The evening before I was to leave, Quddus and an artist named Rashid took me out for dinner to a hip place where the waiters were dressed as cowboys. The servers attempted to be gruff, banging mugs on the table while serving drinks, but their forced impoliteness was somewhat at odds with the spiffy decor which included monitors embedded in the wall next to each table, playing music videos. The drinks, moreover, were not alcoholic, further distancing the restaurant from the wild west. Since liquor is more or less prohibited in eating houses in Pakistan, outside of luxury hotels, the serious partying happens in private homes. Rashid said I had to visit for Basant, when there was kite flying during the day and revelry in the evening. I had found Lahore an extremely convivial town, and said I'd be happy to return some year in February or early March. Unfortunately, the Punjab government banned kite flying soon after, ostensibly on safety grounds.
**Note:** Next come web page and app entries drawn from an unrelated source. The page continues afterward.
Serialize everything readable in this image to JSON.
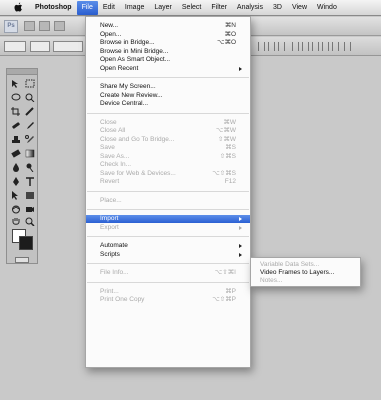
{
  "menubar": {
    "apple_icon": "apple-logo-icon",
    "items": [
      {
        "label": "Photoshop",
        "active": false
      },
      {
        "label": "File",
        "active": true
      },
      {
        "label": "Edit",
        "active": false
      },
      {
        "label": "Image",
        "active": false
      },
      {
        "label": "Layer",
        "active": false
      },
      {
        "label": "Select",
        "active": false
      },
      {
        "label": "Filter",
        "active": false
      },
      {
        "label": "Analysis",
        "active": false
      },
      {
        "label": "3D",
        "active": false
      },
      {
        "label": "View",
        "active": false
      },
      {
        "label": "Windo",
        "active": false
      }
    ]
  },
  "appbar": {
    "logo_text": "Ps"
  },
  "file_menu": {
    "groups": [
      [
        {
          "label": "New...",
          "shortcut": "⌘N",
          "enabled": true
        },
        {
          "label": "Open...",
          "shortcut": "⌘O",
          "enabled": true
        },
        {
          "label": "Browse in Bridge...",
          "shortcut": "⌥⌘O",
          "enabled": true
        },
        {
          "label": "Browse in Mini Bridge...",
          "shortcut": "",
          "enabled": true
        },
        {
          "label": "Open As Smart Object...",
          "shortcut": "",
          "enabled": true
        },
        {
          "label": "Open Recent",
          "shortcut": "",
          "enabled": true,
          "submenu": true
        }
      ],
      [
        {
          "label": "Share My Screen...",
          "shortcut": "",
          "enabled": true
        },
        {
          "label": "Create New Review...",
          "shortcut": "",
          "enabled": true
        },
        {
          "label": "Device Central...",
          "shortcut": "",
          "enabled": true
        }
      ],
      [
        {
          "label": "Close",
          "shortcut": "⌘W",
          "enabled": false
        },
        {
          "label": "Close All",
          "shortcut": "⌥⌘W",
          "enabled": false
        },
        {
          "label": "Close and Go To Bridge...",
          "shortcut": "⇧⌘W",
          "enabled": false
        },
        {
          "label": "Save",
          "shortcut": "⌘S",
          "enabled": false
        },
        {
          "label": "Save As...",
          "shortcut": "⇧⌘S",
          "enabled": false
        },
        {
          "label": "Check In...",
          "shortcut": "",
          "enabled": false
        },
        {
          "label": "Save for Web & Devices...",
          "shortcut": "⌥⇧⌘S",
          "enabled": false
        },
        {
          "label": "Revert",
          "shortcut": "F12",
          "enabled": false
        }
      ],
      [
        {
          "label": "Place...",
          "shortcut": "",
          "enabled": false
        }
      ],
      [
        {
          "label": "Import",
          "shortcut": "",
          "enabled": true,
          "submenu": true,
          "highlighted": true
        },
        {
          "label": "Export",
          "shortcut": "",
          "enabled": false,
          "submenu": true
        }
      ],
      [
        {
          "label": "Automate",
          "shortcut": "",
          "enabled": true,
          "submenu": true
        },
        {
          "label": "Scripts",
          "shortcut": "",
          "enabled": true,
          "submenu": true
        }
      ],
      [
        {
          "label": "File Info...",
          "shortcut": "⌥⇧⌘I",
          "enabled": false
        }
      ],
      [
        {
          "label": "Print...",
          "shortcut": "⌘P",
          "enabled": false
        },
        {
          "label": "Print One Copy",
          "shortcut": "⌥⇧⌘P",
          "enabled": false
        }
      ]
    ]
  },
  "import_submenu": {
    "items": [
      {
        "label": "Variable Data Sets...",
        "enabled": false
      },
      {
        "label": "Video Frames to Layers...",
        "enabled": true
      },
      {
        "label": "Notes...",
        "enabled": false
      }
    ]
  },
  "colors": {
    "highlight": "#2b60d3",
    "menu_bg": "#fbfbfb",
    "workspace_bg": "#c9c9c9",
    "disabled_text": "#aaaaaa"
  }
}
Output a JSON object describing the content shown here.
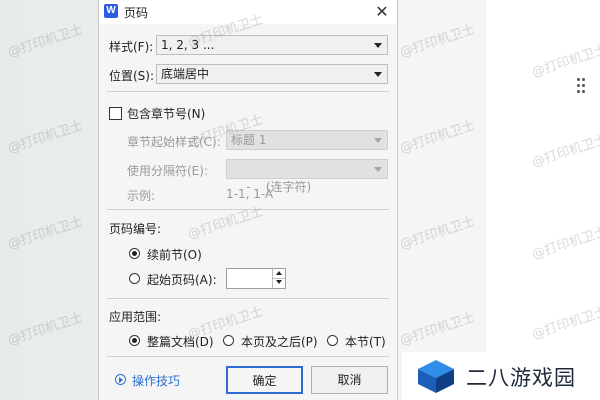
{
  "dialog": {
    "title": "页码",
    "app_icon_letter": "W",
    "style": {
      "label": "样式(F):",
      "value": "1, 2, 3 ..."
    },
    "position": {
      "label": "位置(S):",
      "value": "底端居中"
    },
    "include_chapter": {
      "label": "包含章节号(N)",
      "checked": false
    },
    "chapter_start_style": {
      "label": "章节起始样式(C):",
      "value": "标题 1"
    },
    "separator": {
      "label": "使用分隔符(E):",
      "value": "-    (连字符)"
    },
    "example": {
      "label": "示例:",
      "value": "1-1, 1-A"
    },
    "numbering": {
      "header": "页码编号:",
      "continue": {
        "label": "续前节(O)",
        "selected": true
      },
      "start_at": {
        "label": "起始页码(A):",
        "selected": false,
        "value": ""
      }
    },
    "apply": {
      "header": "应用范围:",
      "options": [
        {
          "label": "整篇文档(D)",
          "selected": true
        },
        {
          "label": "本页及之后(P)",
          "selected": false
        },
        {
          "label": "本节(T)",
          "selected": false
        }
      ]
    },
    "help_link": "操作技巧",
    "ok_label": "确定",
    "cancel_label": "取消"
  },
  "watermark_text": "@打印机卫士",
  "brand_text": "二八游戏园",
  "colors": {
    "accent": "#2b6fd6",
    "app_icon": "#2b5ce6"
  }
}
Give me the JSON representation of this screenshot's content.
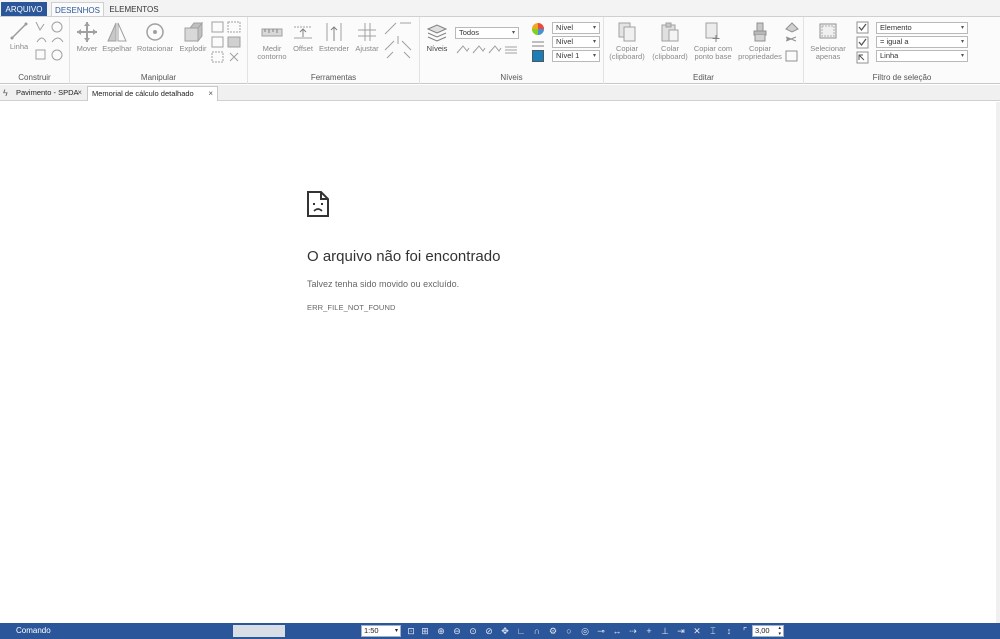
{
  "ribbon_tabs": [
    "ARQUIVO",
    "DESENHOS",
    "ELEMENTOS"
  ],
  "groups": {
    "construir": {
      "title": "Construir",
      "tools": [
        "Linha"
      ]
    },
    "manipular": {
      "title": "Manipular",
      "tools": [
        "Mover",
        "Espelhar",
        "Rotacionar",
        "Explodir"
      ]
    },
    "ferramentas": {
      "title": "Ferramentas",
      "tools": [
        "Medir contorno",
        "Offset",
        "Estender",
        "Ajustar"
      ]
    },
    "niveis": {
      "title": "Níveis",
      "tool": "Níveis",
      "filter_value": "Todos",
      "nivel_combo_1": "Nível",
      "nivel_combo_2": "Nível",
      "nivel_combo_3": "Nível 1"
    },
    "editar": {
      "title": "Editar",
      "tools": [
        "Copiar (clipboard)",
        "Colar (clipboard)",
        "Copiar com ponto base",
        "Copiar propriedades"
      ]
    },
    "filtro": {
      "title": "Filtro de seleção",
      "tool": "Selecionar apenas",
      "combo_1": "Elemento",
      "combo_2": "= igual a",
      "combo_3": "Linha"
    }
  },
  "doc_tabs": [
    "Pavimento - SPDA",
    "Memorial de cálculo detalhado (SPDA)"
  ],
  "error": {
    "title": "O arquivo não foi encontrado",
    "subtitle": "Talvez tenha sido movido ou excluído.",
    "code": "ERR_FILE_NOT_FOUND"
  },
  "statusbar": {
    "command_label": "Comando",
    "scale": "1:50",
    "line_width": "3,00"
  },
  "colors": {
    "accent": "#2b579a",
    "level_color": "#1a7fb8"
  }
}
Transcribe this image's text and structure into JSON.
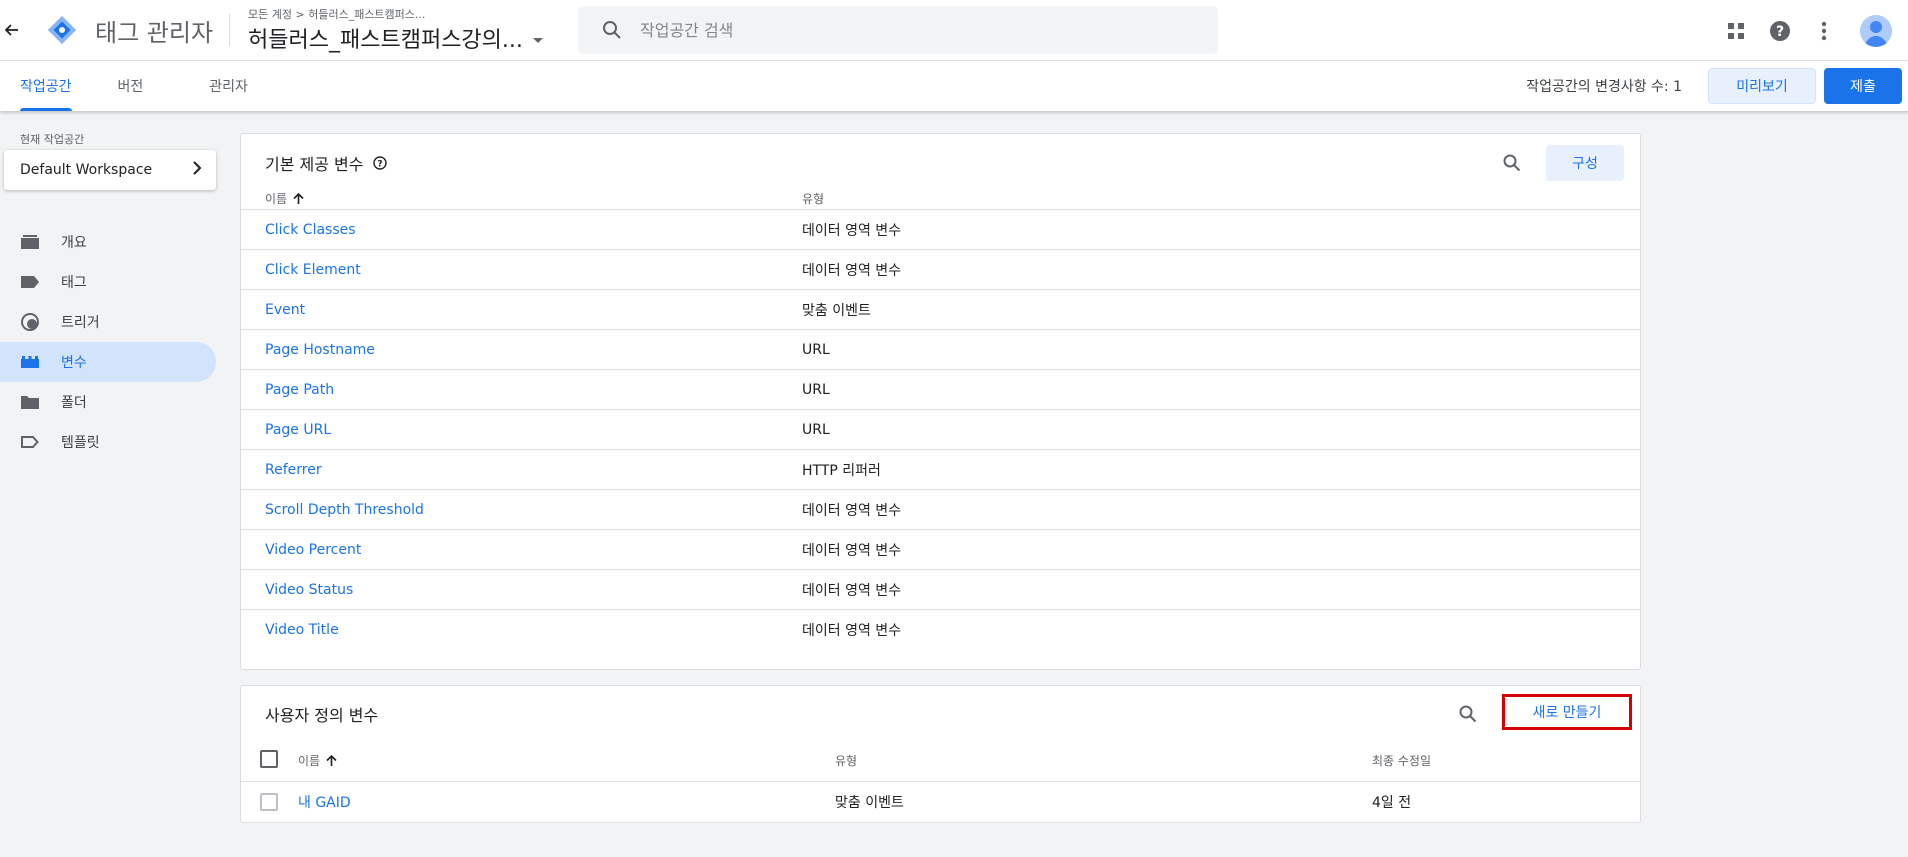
{
  "header": {
    "product_name": "태그 관리자",
    "breadcrumb": "모든 계정 > 허들러스_패스트캠퍼스...",
    "container_name": "허들러스_패스트캠퍼스강의...",
    "search_placeholder": "작업공간 검색",
    "brand_color": "#1a73e8"
  },
  "tabs": [
    {
      "label": "작업공간",
      "active": true
    },
    {
      "label": "버전",
      "active": false
    },
    {
      "label": "관리자",
      "active": false
    }
  ],
  "toolbar": {
    "changes_text": "작업공간의 변경사항 수: 1",
    "preview_label": "미리보기",
    "submit_label": "제출"
  },
  "sidebar": {
    "workspace_label": "현재 작업공간",
    "workspace_name": "Default Workspace",
    "items": [
      {
        "label": "개요",
        "icon": "overview-icon"
      },
      {
        "label": "태그",
        "icon": "tag-icon"
      },
      {
        "label": "트리거",
        "icon": "trigger-icon"
      },
      {
        "label": "변수",
        "icon": "variables-icon",
        "active": true
      },
      {
        "label": "폴더",
        "icon": "folder-icon"
      },
      {
        "label": "템플릿",
        "icon": "template-icon"
      }
    ]
  },
  "builtin": {
    "title": "기본 제공 변수",
    "configure_label": "구성",
    "col_name": "이름",
    "col_type": "유형",
    "rows": [
      {
        "name": "Click Classes",
        "type": "데이터 영역 변수"
      },
      {
        "name": "Click Element",
        "type": "데이터 영역 변수"
      },
      {
        "name": "Event",
        "type": "맞춤 이벤트"
      },
      {
        "name": "Page Hostname",
        "type": "URL"
      },
      {
        "name": "Page Path",
        "type": "URL"
      },
      {
        "name": "Page URL",
        "type": "URL"
      },
      {
        "name": "Referrer",
        "type": "HTTP 리퍼러"
      },
      {
        "name": "Scroll Depth Threshold",
        "type": "데이터 영역 변수"
      },
      {
        "name": "Video Percent",
        "type": "데이터 영역 변수"
      },
      {
        "name": "Video Status",
        "type": "데이터 영역 변수"
      },
      {
        "name": "Video Title",
        "type": "데이터 영역 변수"
      }
    ]
  },
  "custom": {
    "title": "사용자 정의 변수",
    "new_label": "새로 만들기",
    "col_name": "이름",
    "col_type": "유형",
    "col_modified": "최종 수정일",
    "rows": [
      {
        "name": "내 GAID",
        "type": "맞춤 이벤트",
        "modified": "4일 전"
      }
    ]
  }
}
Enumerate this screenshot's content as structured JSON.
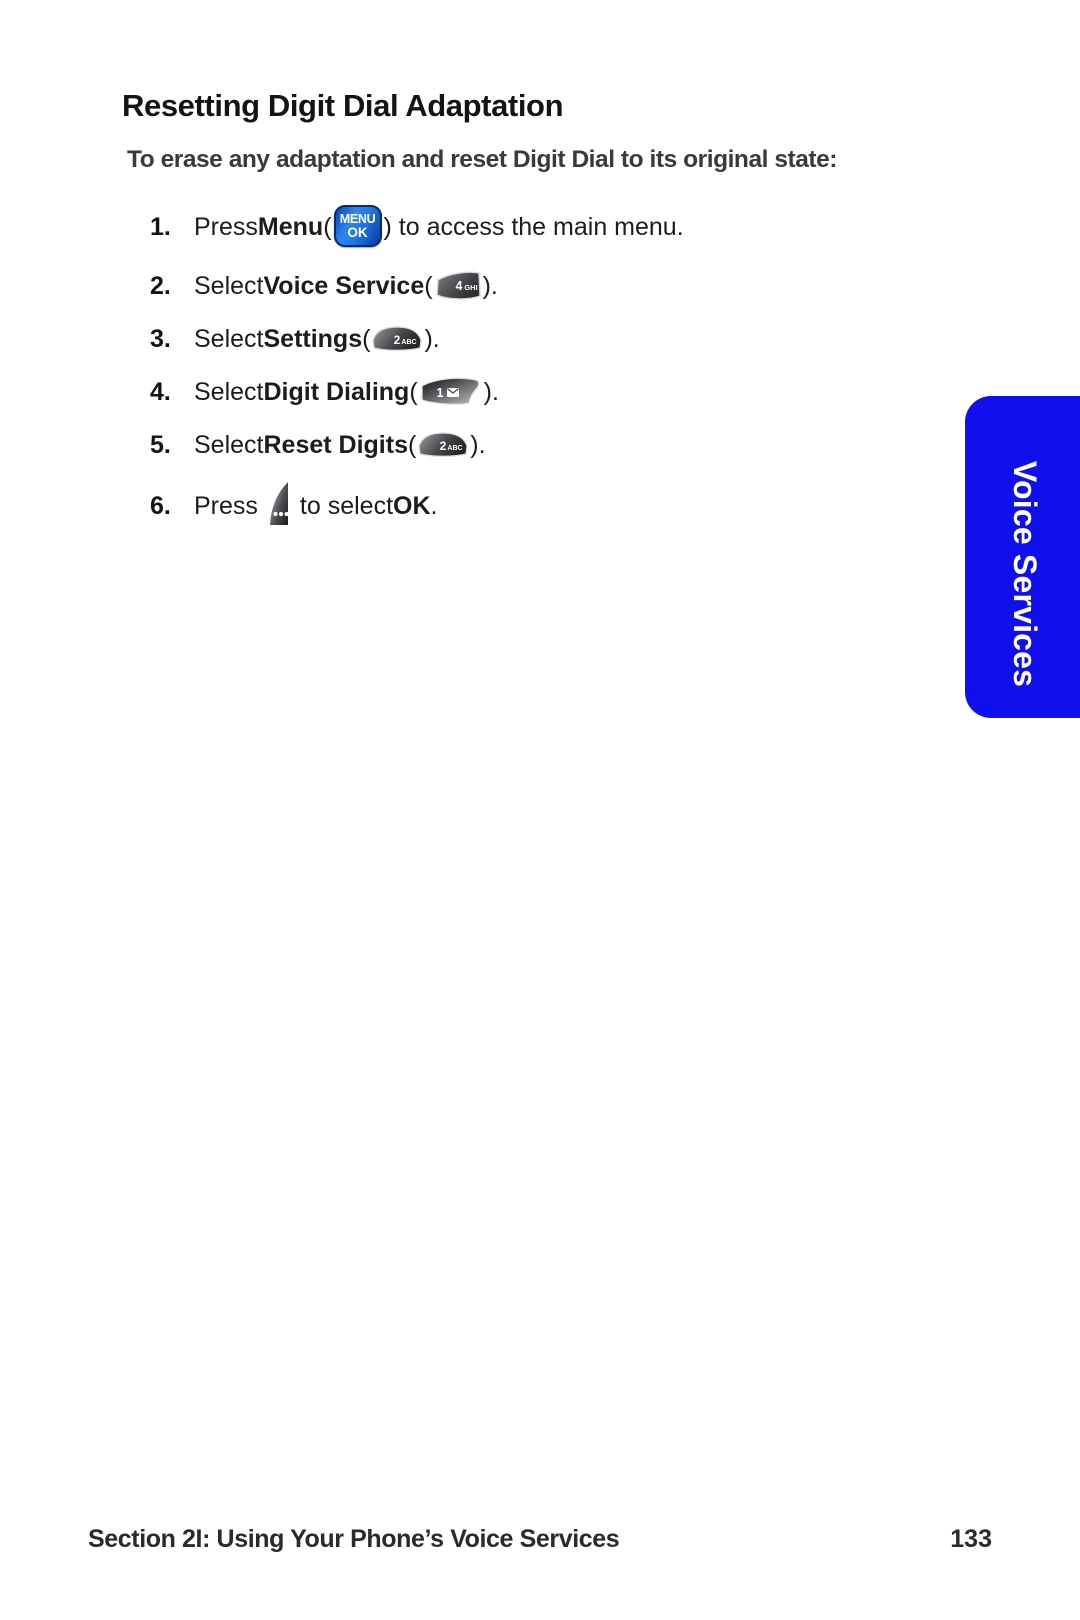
{
  "page": {
    "heading": "Resetting Digit Dial Adaptation",
    "subheading": "To erase any adaptation and reset Digit Dial to its original state:"
  },
  "steps": [
    {
      "number": "1.",
      "lead": "Press ",
      "bold": "Menu",
      "after_bold": " (",
      "key": "menu-ok-key",
      "key_line1": "MENU",
      "key_line2": "OK",
      "tail": ") to access the main menu."
    },
    {
      "number": "2.",
      "lead": "Select ",
      "bold": "Voice Service",
      "after_bold": " (",
      "key": "number-key-4-ghi",
      "key_digit": "4",
      "key_letters": "GHI",
      "tail": ")."
    },
    {
      "number": "3.",
      "lead": "Select ",
      "bold": "Settings",
      "after_bold": " (",
      "key": "number-key-2-abc",
      "key_digit": "2",
      "key_letters": "ABC",
      "tail": ")."
    },
    {
      "number": "4.",
      "lead": "Select ",
      "bold": "Digit Dialing",
      "after_bold": " (",
      "key": "number-key-1-voicemail",
      "key_digit": "1",
      "key_letters": "envelope-icon",
      "tail": ")."
    },
    {
      "number": "5.",
      "lead": "Select ",
      "bold": "Reset Digits",
      "after_bold": " (",
      "key": "number-key-2-abc",
      "key_digit": "2",
      "key_letters": "ABC",
      "tail": ")."
    },
    {
      "number": "6.",
      "lead": "Press ",
      "key": "left-softkey-ellipsis",
      "mid": " to select ",
      "bold": "OK",
      "tail": "."
    }
  ],
  "side_tab": {
    "label": "Voice Services",
    "color": "#1010ee"
  },
  "footer": {
    "section": "Section 2I: Using Your Phone’s Voice Services",
    "page_number": "133"
  }
}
Before we drove to the cowboy eatery, we had visited the home of two artists, one of whom was moving to Delhi later that year. She asked if I'd take some of her books over, and I readily agreed since I had little luggage of my own. On my way to the airport, I stopped at Beaconhouse university, where she taught in the art school. It was a different world, full of boys and girls in tight T-shirts and jeans, the sort of clothes never seen on Lahore's streets.
At the airport I was surprised (OK, shocked) to find luggage inspections being directed by two white men. My carton of books was suspicious enough for one of them to handle it personally. As he swirled a high tech form of litmus paper around the box, he asked questions in a Brit accent. After answering, I asked what people like him were doing in charge of Pakistani airport security? "It's a collaboration between our two governments", he said pleasantly. "Collaboration? So are a few Pakistanis flying out to take charge of security at Heathrow, then?" His expression darkened. We have a wise guy here, I could see him think. But he said nothing, just pointed me to a counter where my carton could be resealed.